### Exercise requirements
For every line in the records below that holds "Kingdom", make a copy.

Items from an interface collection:
'''
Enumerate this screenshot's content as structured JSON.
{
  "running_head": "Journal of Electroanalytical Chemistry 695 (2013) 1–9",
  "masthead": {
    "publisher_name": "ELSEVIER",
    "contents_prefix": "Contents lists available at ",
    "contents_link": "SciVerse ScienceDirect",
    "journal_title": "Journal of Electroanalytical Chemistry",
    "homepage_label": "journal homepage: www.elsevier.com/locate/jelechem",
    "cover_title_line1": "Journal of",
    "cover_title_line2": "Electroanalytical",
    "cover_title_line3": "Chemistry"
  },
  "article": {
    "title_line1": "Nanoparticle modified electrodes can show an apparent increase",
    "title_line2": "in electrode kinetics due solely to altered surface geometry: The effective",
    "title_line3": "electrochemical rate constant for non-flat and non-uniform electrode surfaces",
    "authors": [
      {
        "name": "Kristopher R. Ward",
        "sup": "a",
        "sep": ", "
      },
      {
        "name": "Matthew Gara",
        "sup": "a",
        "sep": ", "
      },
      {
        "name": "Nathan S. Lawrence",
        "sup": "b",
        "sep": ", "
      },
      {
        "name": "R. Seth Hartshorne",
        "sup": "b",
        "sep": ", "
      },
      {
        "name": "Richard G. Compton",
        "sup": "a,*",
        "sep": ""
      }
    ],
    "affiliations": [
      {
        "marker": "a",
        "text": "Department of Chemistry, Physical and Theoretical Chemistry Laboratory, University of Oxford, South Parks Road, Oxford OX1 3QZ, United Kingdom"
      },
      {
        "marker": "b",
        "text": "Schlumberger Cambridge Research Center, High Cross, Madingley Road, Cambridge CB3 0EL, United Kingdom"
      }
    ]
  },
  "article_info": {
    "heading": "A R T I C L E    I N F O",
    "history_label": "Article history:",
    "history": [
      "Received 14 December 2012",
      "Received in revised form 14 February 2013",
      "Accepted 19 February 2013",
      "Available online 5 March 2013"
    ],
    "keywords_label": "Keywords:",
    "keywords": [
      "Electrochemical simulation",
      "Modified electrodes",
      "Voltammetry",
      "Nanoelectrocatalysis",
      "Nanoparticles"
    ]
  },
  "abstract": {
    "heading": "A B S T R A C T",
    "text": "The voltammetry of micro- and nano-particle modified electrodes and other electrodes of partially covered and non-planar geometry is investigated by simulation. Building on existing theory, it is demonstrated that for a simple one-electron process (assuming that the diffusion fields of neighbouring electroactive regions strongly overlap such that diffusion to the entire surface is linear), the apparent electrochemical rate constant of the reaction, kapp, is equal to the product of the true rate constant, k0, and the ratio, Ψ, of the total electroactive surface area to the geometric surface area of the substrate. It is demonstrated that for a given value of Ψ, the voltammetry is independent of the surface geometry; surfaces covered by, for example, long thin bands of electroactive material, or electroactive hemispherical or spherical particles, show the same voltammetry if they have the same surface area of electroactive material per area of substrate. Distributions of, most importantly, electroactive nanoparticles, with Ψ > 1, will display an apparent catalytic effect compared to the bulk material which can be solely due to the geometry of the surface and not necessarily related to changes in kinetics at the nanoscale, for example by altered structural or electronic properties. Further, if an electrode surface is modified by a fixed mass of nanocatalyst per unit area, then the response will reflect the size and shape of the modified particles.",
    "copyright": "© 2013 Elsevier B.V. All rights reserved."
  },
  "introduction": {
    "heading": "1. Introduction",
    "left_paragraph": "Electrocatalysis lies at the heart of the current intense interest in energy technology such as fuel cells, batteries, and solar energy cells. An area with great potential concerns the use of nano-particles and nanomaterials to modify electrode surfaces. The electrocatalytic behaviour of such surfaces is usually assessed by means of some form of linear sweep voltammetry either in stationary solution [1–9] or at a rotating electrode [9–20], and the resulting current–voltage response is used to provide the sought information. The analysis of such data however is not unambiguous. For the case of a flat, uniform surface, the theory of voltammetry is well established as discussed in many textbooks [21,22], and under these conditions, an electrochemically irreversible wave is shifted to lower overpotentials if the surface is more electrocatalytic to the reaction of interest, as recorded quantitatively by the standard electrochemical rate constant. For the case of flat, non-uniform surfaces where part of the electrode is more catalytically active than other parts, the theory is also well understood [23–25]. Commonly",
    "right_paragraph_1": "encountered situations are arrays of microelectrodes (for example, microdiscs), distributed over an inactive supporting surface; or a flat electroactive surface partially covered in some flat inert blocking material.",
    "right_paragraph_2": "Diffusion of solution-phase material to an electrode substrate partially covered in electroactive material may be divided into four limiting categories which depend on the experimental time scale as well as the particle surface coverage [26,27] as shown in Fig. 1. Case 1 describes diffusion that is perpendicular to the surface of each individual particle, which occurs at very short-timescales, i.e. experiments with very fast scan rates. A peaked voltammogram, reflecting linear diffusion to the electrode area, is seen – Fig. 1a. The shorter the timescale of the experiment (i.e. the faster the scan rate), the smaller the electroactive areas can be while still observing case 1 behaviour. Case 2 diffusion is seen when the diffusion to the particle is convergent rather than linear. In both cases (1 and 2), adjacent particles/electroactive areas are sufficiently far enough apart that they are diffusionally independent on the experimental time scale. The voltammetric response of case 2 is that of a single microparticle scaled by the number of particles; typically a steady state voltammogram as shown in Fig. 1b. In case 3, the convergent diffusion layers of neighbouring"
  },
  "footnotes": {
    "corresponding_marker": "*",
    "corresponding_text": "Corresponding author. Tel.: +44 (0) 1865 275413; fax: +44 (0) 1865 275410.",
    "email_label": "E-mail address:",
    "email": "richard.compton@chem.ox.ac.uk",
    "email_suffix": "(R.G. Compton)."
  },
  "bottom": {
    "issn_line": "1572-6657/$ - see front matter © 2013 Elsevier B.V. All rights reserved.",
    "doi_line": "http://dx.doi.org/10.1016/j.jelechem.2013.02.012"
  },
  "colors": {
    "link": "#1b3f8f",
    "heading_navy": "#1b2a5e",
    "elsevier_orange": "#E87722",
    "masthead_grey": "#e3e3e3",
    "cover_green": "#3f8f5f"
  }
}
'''
### Answer below
        "text": "Department of Chemistry, Physical and Theoretical Chemistry Laboratory, University of Oxford, South Parks Road, Oxford OX1 3QZ, United Kingdom"
        "text": "Schlumberger Cambridge Research Center, High Cross, Madingley Road, Cambridge CB3 0EL, United Kingdom"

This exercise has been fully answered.